Please print every record below exactly as it appears, but leave out the pictures.

### Records supplied

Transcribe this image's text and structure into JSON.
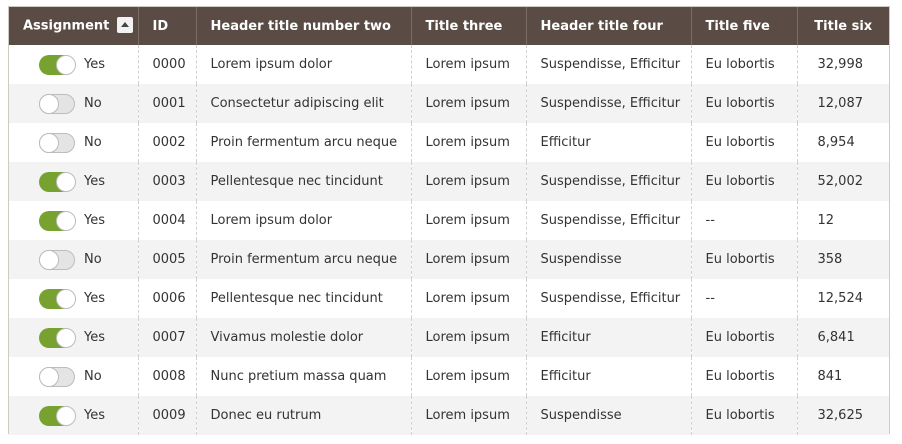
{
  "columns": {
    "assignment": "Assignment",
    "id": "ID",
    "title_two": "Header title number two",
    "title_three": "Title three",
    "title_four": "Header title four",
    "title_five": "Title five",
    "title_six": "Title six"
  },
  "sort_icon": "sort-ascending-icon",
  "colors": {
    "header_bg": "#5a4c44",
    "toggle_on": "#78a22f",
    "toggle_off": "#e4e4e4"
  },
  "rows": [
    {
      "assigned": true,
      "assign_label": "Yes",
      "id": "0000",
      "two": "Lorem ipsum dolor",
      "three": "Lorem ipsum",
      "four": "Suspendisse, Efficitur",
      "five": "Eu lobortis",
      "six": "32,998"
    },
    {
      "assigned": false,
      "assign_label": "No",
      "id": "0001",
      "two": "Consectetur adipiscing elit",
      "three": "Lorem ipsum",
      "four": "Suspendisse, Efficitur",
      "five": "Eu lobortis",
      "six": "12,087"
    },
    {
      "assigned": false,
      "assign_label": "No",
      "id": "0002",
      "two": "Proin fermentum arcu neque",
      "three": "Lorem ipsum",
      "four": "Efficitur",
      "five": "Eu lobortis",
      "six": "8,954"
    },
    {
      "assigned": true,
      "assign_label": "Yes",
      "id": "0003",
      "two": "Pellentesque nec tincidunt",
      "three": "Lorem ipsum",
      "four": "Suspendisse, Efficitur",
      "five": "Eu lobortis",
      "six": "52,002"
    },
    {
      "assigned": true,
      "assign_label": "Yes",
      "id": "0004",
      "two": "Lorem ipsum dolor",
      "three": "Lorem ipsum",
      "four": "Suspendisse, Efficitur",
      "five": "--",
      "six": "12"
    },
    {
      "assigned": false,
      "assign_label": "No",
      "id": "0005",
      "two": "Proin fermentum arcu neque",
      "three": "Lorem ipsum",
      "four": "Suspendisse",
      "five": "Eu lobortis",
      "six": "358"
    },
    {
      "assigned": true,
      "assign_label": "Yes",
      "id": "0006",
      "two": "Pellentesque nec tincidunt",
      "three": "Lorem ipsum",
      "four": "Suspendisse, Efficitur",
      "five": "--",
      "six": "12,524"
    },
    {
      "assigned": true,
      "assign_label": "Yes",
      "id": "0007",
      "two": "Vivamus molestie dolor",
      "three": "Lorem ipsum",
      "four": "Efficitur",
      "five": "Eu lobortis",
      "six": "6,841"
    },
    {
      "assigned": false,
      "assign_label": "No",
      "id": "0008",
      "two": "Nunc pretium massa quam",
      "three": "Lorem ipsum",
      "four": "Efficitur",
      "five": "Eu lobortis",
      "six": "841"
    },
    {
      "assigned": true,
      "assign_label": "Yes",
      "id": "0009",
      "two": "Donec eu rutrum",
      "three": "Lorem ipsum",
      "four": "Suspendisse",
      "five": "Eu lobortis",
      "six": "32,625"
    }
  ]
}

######

Solved exercise:
Transcribe this image's text and structure into JSON.
{
  "columns": {
    "assignment": "Assignment",
    "id": "ID",
    "title_two": "Header title number two",
    "title_three": "Title three",
    "title_four": "Header title four",
    "title_five": "Title five",
    "title_six": "Title six"
  },
  "sort_icon": "sort-ascending-icon",
  "colors": {
    "header_bg": "#5a4c44",
    "toggle_on": "#78a22f",
    "toggle_off": "#e4e4e4"
  },
  "rows": [
    {
      "assigned": true,
      "assign_label": "Yes",
      "id": "0000",
      "two": "Lorem ipsum dolor",
      "three": "Lorem ipsum",
      "four": "Suspendisse, Efficitur",
      "five": "Eu lobortis",
      "six": "32,998"
    },
    {
      "assigned": false,
      "assign_label": "No",
      "id": "0001",
      "two": "Consectetur adipiscing elit",
      "three": "Lorem ipsum",
      "four": "Suspendisse, Efficitur",
      "five": "Eu lobortis",
      "six": "12,087"
    },
    {
      "assigned": false,
      "assign_label": "No",
      "id": "0002",
      "two": "Proin fermentum arcu neque",
      "three": "Lorem ipsum",
      "four": "Efficitur",
      "five": "Eu lobortis",
      "six": "8,954"
    },
    {
      "assigned": true,
      "assign_label": "Yes",
      "id": "0003",
      "two": "Pellentesque nec tincidunt",
      "three": "Lorem ipsum",
      "four": "Suspendisse, Efficitur",
      "five": "Eu lobortis",
      "six": "52,002"
    },
    {
      "assigned": true,
      "assign_label": "Yes",
      "id": "0004",
      "two": "Lorem ipsum dolor",
      "three": "Lorem ipsum",
      "four": "Suspendisse, Efficitur",
      "five": "--",
      "six": "12"
    },
    {
      "assigned": false,
      "assign_label": "No",
      "id": "0005",
      "two": "Proin fermentum arcu neque",
      "three": "Lorem ipsum",
      "four": "Suspendisse",
      "five": "Eu lobortis",
      "six": "358"
    },
    {
      "assigned": true,
      "assign_label": "Yes",
      "id": "0006",
      "two": "Pellentesque nec tincidunt",
      "three": "Lorem ipsum",
      "four": "Suspendisse, Efficitur",
      "five": "--",
      "six": "12,524"
    },
    {
      "assigned": true,
      "assign_label": "Yes",
      "id": "0007",
      "two": "Vivamus molestie dolor",
      "three": "Lorem ipsum",
      "four": "Efficitur",
      "five": "Eu lobortis",
      "six": "6,841"
    },
    {
      "assigned": false,
      "assign_label": "No",
      "id": "0008",
      "two": "Nunc pretium massa quam",
      "three": "Lorem ipsum",
      "four": "Efficitur",
      "five": "Eu lobortis",
      "six": "841"
    },
    {
      "assigned": true,
      "assign_label": "Yes",
      "id": "0009",
      "two": "Donec eu rutrum",
      "three": "Lorem ipsum",
      "four": "Suspendisse",
      "five": "Eu lobortis",
      "six": "32,625"
    }
  ]
}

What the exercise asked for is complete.